SUPPLIED RECORDS:
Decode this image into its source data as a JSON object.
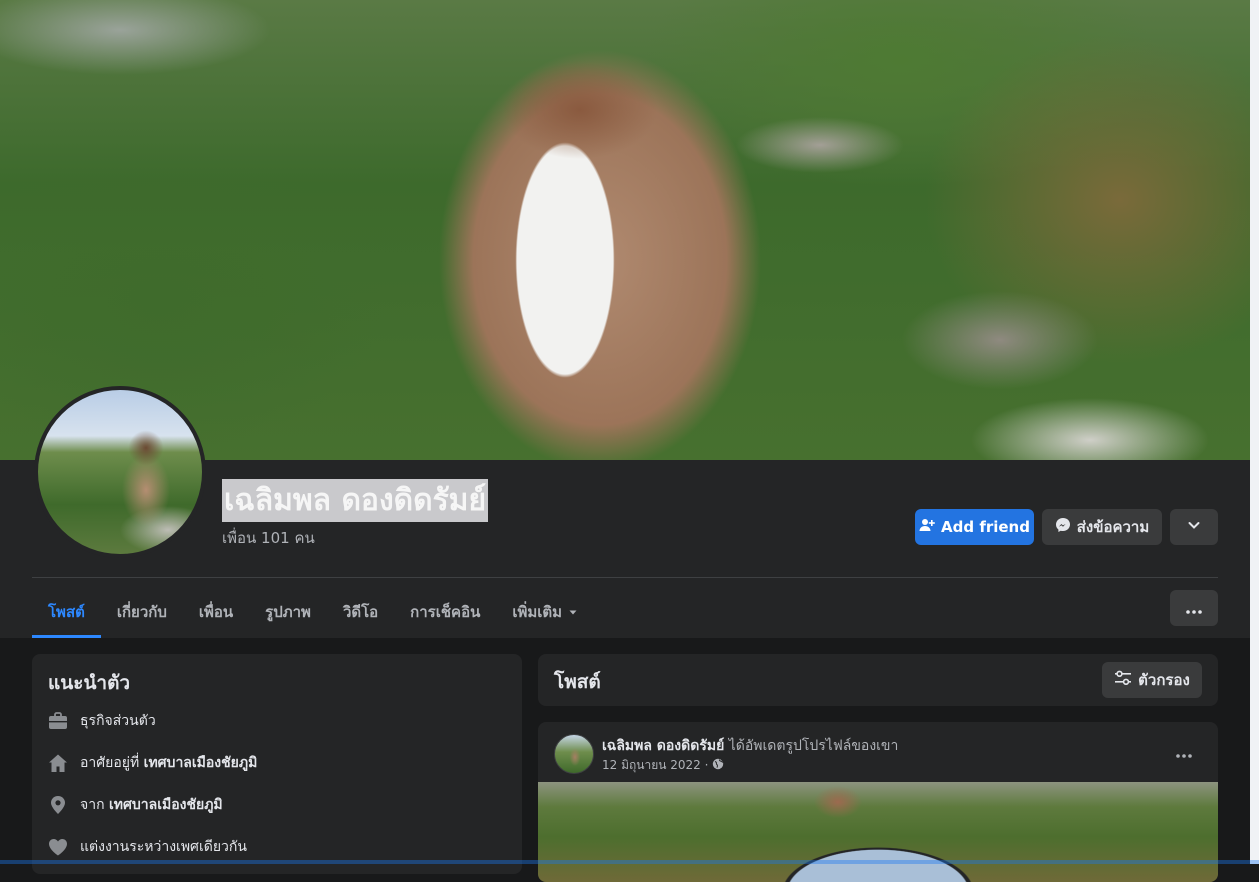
{
  "profile": {
    "name": "เฉลิมพล ดองดิดรัมย์",
    "friends_count": "เพื่อน 101 คน"
  },
  "actions": {
    "add_friend": "Add friend",
    "message": "ส่งข้อความ"
  },
  "tabs": [
    {
      "label": "โพสต์",
      "active": true
    },
    {
      "label": "เกี่ยวกับ"
    },
    {
      "label": "เพื่อน"
    },
    {
      "label": "รูปภาพ"
    },
    {
      "label": "วิดีโอ"
    },
    {
      "label": "การเช็คอิน"
    },
    {
      "label": "เพิ่มเติม"
    }
  ],
  "intro": {
    "title": "แนะนำตัว",
    "items": [
      {
        "icon": "briefcase-icon",
        "text": "ธุรกิจส่วนตัว",
        "bold": ""
      },
      {
        "icon": "home-icon",
        "text": "อาศัยอยู่ที่ ",
        "bold": "เทศบาลเมืองชัยภูมิ"
      },
      {
        "icon": "location-pin-icon",
        "text": "จาก ",
        "bold": "เทศบาลเมืองชัยภูมิ"
      },
      {
        "icon": "heart-icon",
        "text": "แต่งงานระหว่างเพศเดียวกัน",
        "bold": ""
      }
    ]
  },
  "posts_header": {
    "title": "โพสต์",
    "filter_label": "ตัวกรอง"
  },
  "post": {
    "author": "เฉลิมพล ดองดิดรัมย์",
    "action": " ได้อัพเดตรูปโปรไฟล์ของเขา",
    "date": "12 มิถุนายน 2022 ·"
  },
  "colors": {
    "accent": "#2374e1",
    "active_tab": "#2d88ff",
    "surface": "#242526",
    "background": "#18191a"
  }
}
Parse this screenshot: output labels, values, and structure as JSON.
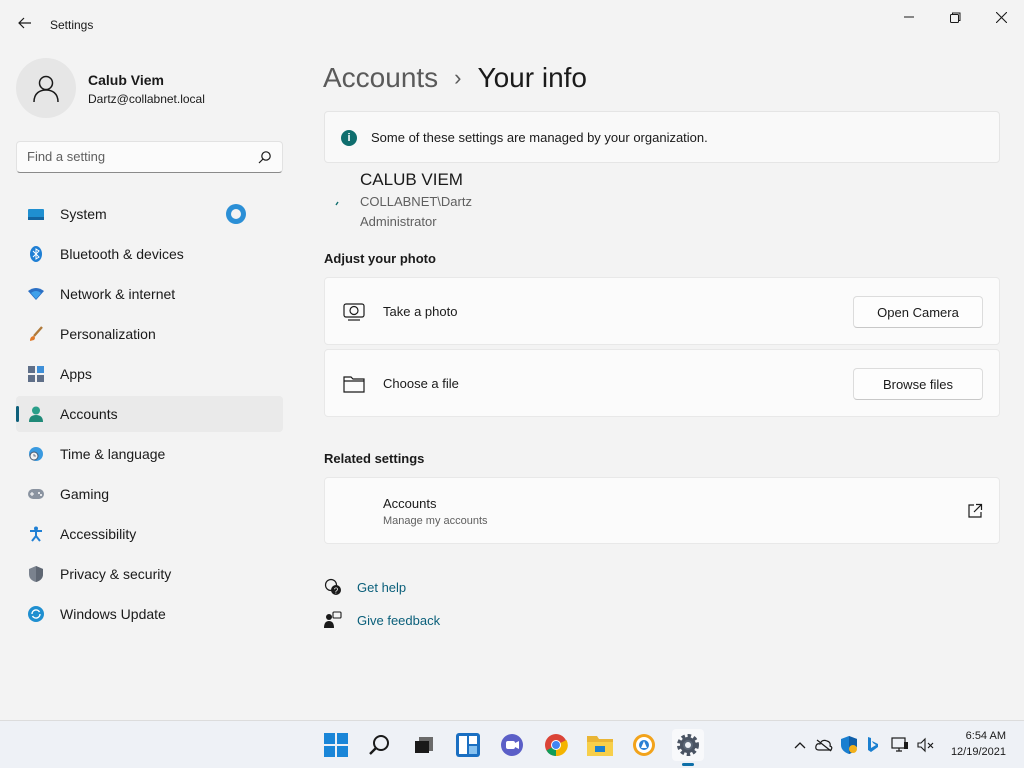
{
  "window": {
    "title": "Settings"
  },
  "profile": {
    "name": "Calub Viem",
    "email": "Dartz@collabnet.local"
  },
  "search": {
    "placeholder": "Find a setting"
  },
  "sidebar": {
    "items": [
      {
        "label": "System",
        "icon": "system-icon"
      },
      {
        "label": "Bluetooth & devices",
        "icon": "bluetooth-icon"
      },
      {
        "label": "Network & internet",
        "icon": "wifi-icon"
      },
      {
        "label": "Personalization",
        "icon": "brush-icon"
      },
      {
        "label": "Apps",
        "icon": "apps-icon"
      },
      {
        "label": "Accounts",
        "icon": "person-icon",
        "active": true
      },
      {
        "label": "Time & language",
        "icon": "clock-globe-icon"
      },
      {
        "label": "Gaming",
        "icon": "gamepad-icon"
      },
      {
        "label": "Accessibility",
        "icon": "accessibility-icon"
      },
      {
        "label": "Privacy & security",
        "icon": "shield-icon"
      },
      {
        "label": "Windows Update",
        "icon": "update-icon"
      }
    ]
  },
  "breadcrumb": {
    "parent": "Accounts",
    "separator": "›",
    "current": "Your info"
  },
  "notice": {
    "text": "Some of these settings are managed by your organization."
  },
  "account": {
    "display_name": "CALUB VIEM",
    "domain_user": "COLLABNET\\Dartz",
    "role": "Administrator"
  },
  "photo_section": {
    "title": "Adjust your photo",
    "take_photo_label": "Take a photo",
    "open_camera_label": "Open Camera",
    "choose_file_label": "Choose a file",
    "browse_files_label": "Browse files"
  },
  "related": {
    "title": "Related settings",
    "accounts_title": "Accounts",
    "accounts_subtitle": "Manage my accounts"
  },
  "help": {
    "get_help": "Get help",
    "give_feedback": "Give feedback"
  },
  "taskbar": {
    "time": "6:54 AM",
    "date": "12/19/2021"
  },
  "colors": {
    "accent": "#0e5f7a",
    "background": "#f3f3f3",
    "card": "#fbfbfb"
  }
}
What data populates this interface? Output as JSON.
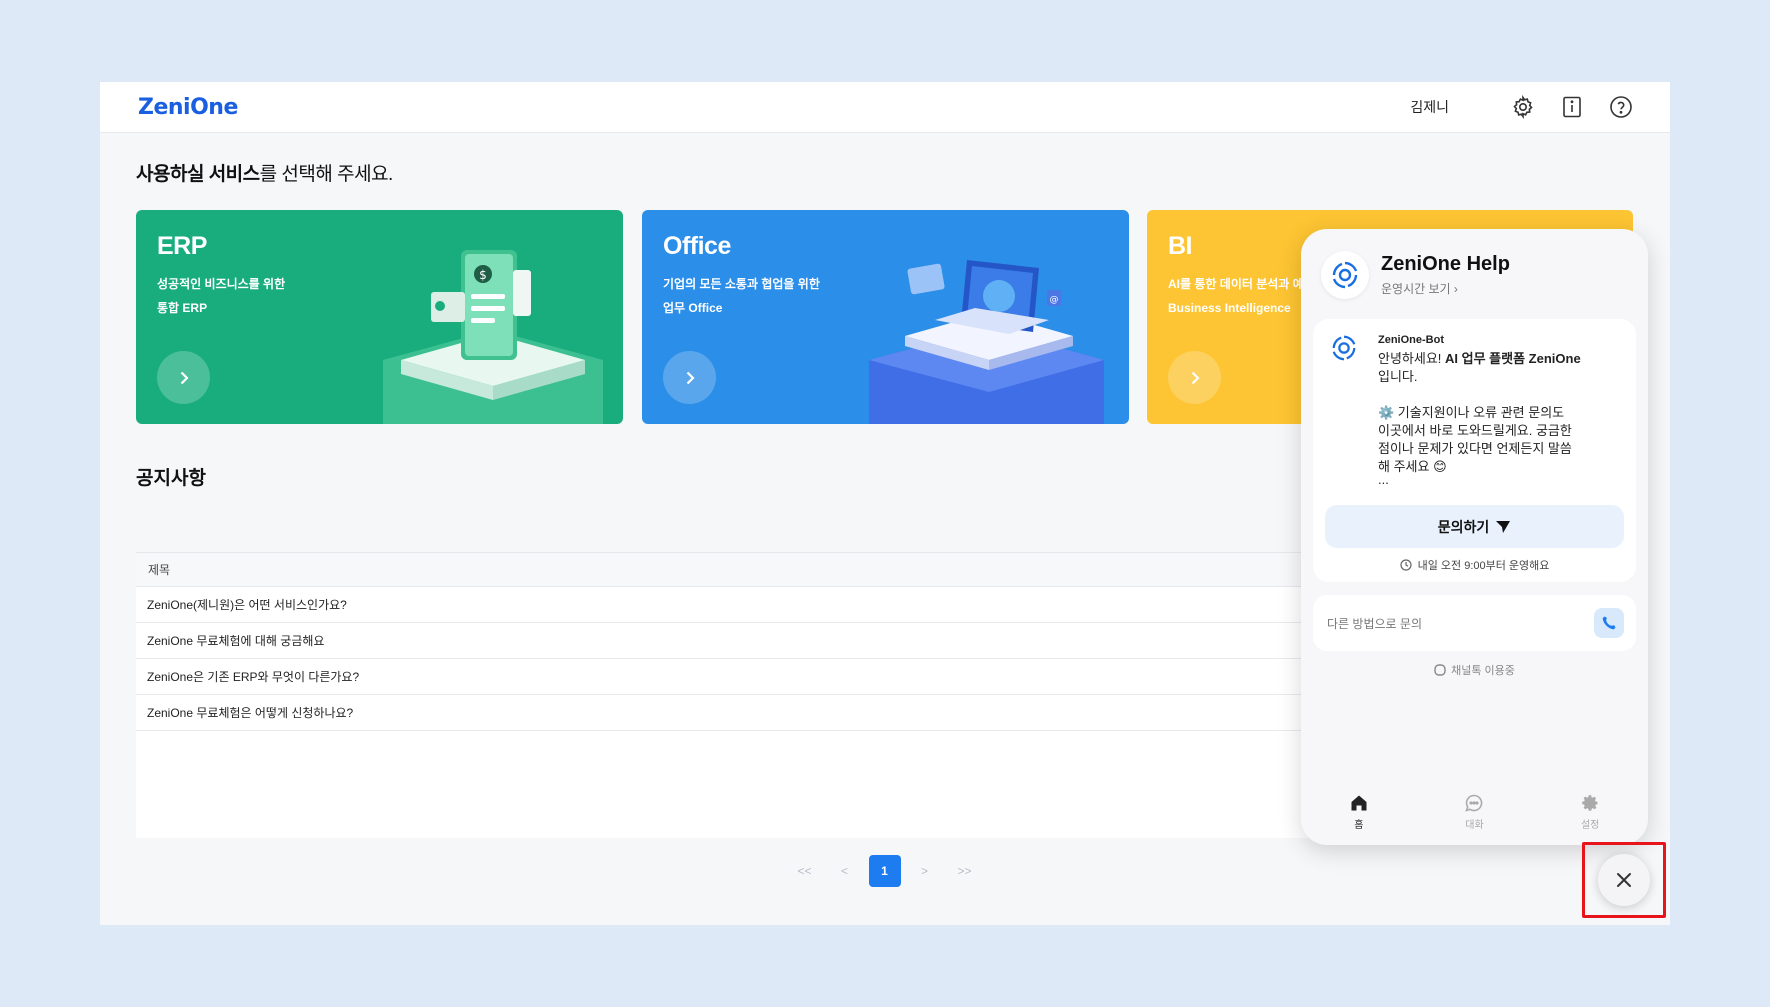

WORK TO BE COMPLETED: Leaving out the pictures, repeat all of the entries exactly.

RESPONSE FOR THIS EXERCISE:
Decode this image into its source data as a JSON object.
{
  "profile": {
    "name": "เฉลิมพล ดองดิดรัมย์",
    "friends_count": "เพื่อน 101 คน"
  },
  "actions": {
    "add_friend": "Add friend",
    "message": "ส่งข้อความ"
  },
  "tabs": [
    {
      "label": "โพสต์",
      "active": true
    },
    {
      "label": "เกี่ยวกับ"
    },
    {
      "label": "เพื่อน"
    },
    {
      "label": "รูปภาพ"
    },
    {
      "label": "วิดีโอ"
    },
    {
      "label": "การเช็คอิน"
    },
    {
      "label": "เพิ่มเติม"
    }
  ],
  "intro": {
    "title": "แนะนำตัว",
    "items": [
      {
        "icon": "briefcase-icon",
        "text": "ธุรกิจส่วนตัว",
        "bold": ""
      },
      {
        "icon": "home-icon",
        "text": "อาศัยอยู่ที่ ",
        "bold": "เทศบาลเมืองชัยภูมิ"
      },
      {
        "icon": "location-pin-icon",
        "text": "จาก ",
        "bold": "เทศบาลเมืองชัยภูมิ"
      },
      {
        "icon": "heart-icon",
        "text": "แต่งงานระหว่างเพศเดียวกัน",
        "bold": ""
      }
    ]
  },
  "posts_header": {
    "title": "โพสต์",
    "filter_label": "ตัวกรอง"
  },
  "post": {
    "author": "เฉลิมพล ดองดิดรัมย์",
    "action": " ได้อัพเดตรูปโปรไฟล์ของเขา",
    "date": "12 มิถุนายน 2022 ·"
  },
  "colors": {
    "accent": "#2374e1",
    "active_tab": "#2d88ff",
    "surface": "#242526",
    "background": "#18191a"
  }
}
Parse this screenshot: output labels, values, and structure as JSON.
{
  "window": {
    "title": "Settings"
  },
  "profile": {
    "name": "Calub Viem",
    "email": "Dartz@collabnet.local"
  },
  "search": {
    "placeholder": "Find a setting"
  },
  "sidebar": {
    "items": [
      {
        "label": "System",
        "icon": "system-icon"
      },
      {
        "label": "Bluetooth & devices",
        "icon": "bluetooth-icon"
      },
      {
        "label": "Network & internet",
        "icon": "wifi-icon"
      },
      {
        "label": "Personalization",
        "icon": "brush-icon"
      },
      {
        "label": "Apps",
        "icon": "apps-icon"
      },
      {
        "label": "Accounts",
        "icon": "person-icon",
        "active": true
      },
      {
        "label": "Time & language",
        "icon": "clock-globe-icon"
      },
      {
        "label": "Gaming",
        "icon": "gamepad-icon"
      },
      {
        "label": "Accessibility",
        "icon": "accessibility-icon"
      },
      {
        "label": "Privacy & security",
        "icon": "shield-icon"
      },
      {
        "label": "Windows Update",
        "icon": "update-icon"
      }
    ]
  },
  "breadcrumb": {
    "parent": "Accounts",
    "separator": "›",
    "current": "Your info"
  },
  "notice": {
    "text": "Some of these settings are managed by your organization."
  },
  "account": {
    "display_name": "CALUB VIEM",
    "domain_user": "COLLABNET\\Dartz",
    "role": "Administrator"
  },
  "photo_section": {
    "title": "Adjust your photo",
    "take_photo_label": "Take a photo",
    "open_camera_label": "Open Camera",
    "choose_file_label": "Choose a file",
    "browse_files_label": "Browse files"
  },
  "related": {
    "title": "Related settings",
    "accounts_title": "Accounts",
    "accounts_subtitle": "Manage my accounts"
  },
  "help": {
    "get_help": "Get help",
    "give_feedback": "Give feedback"
  },
  "taskbar": {
    "time": "6:54 AM",
    "date": "12/19/2021"
  },
  "colors": {
    "accent": "#0e5f7a",
    "background": "#f3f3f3",
    "card": "#fbfbfb"
  }
}
What data populates this interface? Output as JSON.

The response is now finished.